◆ **Problem to solve**
Among the lines of the records, find all that carry the word "Unit" and copy them.

[Page and application data records]
────────────────────────────────────────

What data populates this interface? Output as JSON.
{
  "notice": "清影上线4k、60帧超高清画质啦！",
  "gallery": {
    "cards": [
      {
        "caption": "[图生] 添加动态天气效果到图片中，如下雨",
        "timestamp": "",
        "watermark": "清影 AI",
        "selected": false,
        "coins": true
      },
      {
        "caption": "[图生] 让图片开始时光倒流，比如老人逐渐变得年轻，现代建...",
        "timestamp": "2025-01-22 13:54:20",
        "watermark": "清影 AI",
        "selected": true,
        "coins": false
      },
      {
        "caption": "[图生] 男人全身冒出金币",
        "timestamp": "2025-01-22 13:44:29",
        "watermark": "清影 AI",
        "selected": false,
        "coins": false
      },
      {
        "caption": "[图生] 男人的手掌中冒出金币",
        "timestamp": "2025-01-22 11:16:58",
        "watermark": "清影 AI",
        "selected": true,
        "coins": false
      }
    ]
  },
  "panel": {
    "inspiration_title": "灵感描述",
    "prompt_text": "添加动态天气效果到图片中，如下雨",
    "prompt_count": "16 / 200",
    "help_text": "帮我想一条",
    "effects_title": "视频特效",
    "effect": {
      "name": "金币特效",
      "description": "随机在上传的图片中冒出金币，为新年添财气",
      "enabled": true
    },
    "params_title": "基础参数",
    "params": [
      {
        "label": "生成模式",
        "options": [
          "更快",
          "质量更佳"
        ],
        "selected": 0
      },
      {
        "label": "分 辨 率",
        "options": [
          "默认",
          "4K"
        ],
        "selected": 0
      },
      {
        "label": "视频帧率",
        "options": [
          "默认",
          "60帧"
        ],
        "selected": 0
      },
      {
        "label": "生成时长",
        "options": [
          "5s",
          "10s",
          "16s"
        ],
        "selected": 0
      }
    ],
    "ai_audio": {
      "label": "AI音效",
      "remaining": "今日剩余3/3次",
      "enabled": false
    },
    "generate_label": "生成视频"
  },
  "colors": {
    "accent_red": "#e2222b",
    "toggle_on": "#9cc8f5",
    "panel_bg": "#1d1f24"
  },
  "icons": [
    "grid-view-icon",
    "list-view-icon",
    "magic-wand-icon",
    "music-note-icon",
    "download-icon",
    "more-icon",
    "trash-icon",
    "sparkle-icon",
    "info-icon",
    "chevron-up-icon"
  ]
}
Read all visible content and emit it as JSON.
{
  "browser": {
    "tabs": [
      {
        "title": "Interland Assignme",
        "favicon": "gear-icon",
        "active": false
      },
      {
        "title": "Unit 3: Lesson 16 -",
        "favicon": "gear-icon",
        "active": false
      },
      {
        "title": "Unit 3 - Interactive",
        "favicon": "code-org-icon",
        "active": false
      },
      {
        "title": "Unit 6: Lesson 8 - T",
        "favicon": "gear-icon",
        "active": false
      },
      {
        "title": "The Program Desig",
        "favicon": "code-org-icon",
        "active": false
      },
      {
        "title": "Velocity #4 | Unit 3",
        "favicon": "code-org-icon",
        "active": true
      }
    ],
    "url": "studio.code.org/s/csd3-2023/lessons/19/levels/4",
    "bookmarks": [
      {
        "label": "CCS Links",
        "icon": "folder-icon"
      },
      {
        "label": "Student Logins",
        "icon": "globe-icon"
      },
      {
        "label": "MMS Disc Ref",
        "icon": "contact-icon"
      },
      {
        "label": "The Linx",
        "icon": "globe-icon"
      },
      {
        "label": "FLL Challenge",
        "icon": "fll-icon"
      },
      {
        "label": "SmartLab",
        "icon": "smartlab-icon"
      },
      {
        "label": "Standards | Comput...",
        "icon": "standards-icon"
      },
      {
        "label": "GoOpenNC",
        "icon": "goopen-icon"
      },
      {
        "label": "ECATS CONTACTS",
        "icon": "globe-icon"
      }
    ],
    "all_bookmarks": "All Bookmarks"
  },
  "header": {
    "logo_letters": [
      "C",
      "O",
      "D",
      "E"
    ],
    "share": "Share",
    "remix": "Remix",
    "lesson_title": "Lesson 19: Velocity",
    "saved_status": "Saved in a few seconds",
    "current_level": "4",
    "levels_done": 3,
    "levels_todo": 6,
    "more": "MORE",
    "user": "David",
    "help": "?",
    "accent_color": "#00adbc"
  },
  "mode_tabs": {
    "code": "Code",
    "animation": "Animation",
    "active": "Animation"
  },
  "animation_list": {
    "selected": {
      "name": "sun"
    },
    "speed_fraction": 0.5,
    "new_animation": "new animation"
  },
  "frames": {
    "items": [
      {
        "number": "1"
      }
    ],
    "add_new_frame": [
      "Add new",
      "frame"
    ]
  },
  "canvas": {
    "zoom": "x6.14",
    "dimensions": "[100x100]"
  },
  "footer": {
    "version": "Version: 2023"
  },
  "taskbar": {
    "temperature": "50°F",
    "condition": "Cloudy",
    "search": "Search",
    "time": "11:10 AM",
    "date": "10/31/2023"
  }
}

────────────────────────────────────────

◆ **Exercise output**
        "title": "Unit 3: Lesson 16 -",
        "title": "Unit 3 - Interactive",
        "title": "Unit 6: Lesson 8 - T",
        "title": "Velocity #4 | Unit 3",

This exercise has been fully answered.